### Task instructions
Go through the data and report how many lines include the word "title", giving only the number.

........

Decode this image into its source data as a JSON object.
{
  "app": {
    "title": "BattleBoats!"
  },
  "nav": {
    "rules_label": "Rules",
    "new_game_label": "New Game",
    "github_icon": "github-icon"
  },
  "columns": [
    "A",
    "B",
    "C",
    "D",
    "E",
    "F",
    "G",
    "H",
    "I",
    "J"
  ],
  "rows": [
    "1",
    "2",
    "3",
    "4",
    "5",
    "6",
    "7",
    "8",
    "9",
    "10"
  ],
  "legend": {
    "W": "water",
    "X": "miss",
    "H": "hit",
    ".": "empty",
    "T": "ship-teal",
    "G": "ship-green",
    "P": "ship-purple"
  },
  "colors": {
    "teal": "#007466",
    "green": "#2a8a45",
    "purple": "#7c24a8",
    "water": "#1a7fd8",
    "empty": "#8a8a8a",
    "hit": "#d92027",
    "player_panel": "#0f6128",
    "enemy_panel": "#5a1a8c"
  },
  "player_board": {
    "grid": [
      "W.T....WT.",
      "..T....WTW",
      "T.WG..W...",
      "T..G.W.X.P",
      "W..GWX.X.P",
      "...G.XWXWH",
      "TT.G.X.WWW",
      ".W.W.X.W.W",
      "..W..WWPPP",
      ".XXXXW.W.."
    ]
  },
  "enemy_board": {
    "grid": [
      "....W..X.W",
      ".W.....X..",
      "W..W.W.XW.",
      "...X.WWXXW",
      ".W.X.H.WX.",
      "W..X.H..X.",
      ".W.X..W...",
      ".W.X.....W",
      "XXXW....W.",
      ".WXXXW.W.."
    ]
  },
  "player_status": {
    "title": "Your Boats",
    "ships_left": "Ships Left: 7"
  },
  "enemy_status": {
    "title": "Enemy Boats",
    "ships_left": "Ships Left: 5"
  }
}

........

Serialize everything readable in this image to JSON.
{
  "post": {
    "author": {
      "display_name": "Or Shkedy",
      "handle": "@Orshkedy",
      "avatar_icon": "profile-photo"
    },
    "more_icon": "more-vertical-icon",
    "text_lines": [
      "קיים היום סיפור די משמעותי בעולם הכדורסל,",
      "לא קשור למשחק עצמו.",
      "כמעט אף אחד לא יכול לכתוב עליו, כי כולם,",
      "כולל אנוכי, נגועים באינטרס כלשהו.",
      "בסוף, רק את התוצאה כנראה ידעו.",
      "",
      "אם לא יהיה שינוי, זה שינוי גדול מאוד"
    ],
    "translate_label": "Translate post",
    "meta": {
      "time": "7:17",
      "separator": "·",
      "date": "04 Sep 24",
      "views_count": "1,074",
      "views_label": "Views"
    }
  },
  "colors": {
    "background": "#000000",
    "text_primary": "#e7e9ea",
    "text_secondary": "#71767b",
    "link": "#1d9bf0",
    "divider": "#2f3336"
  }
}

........

### Response to the exercise
3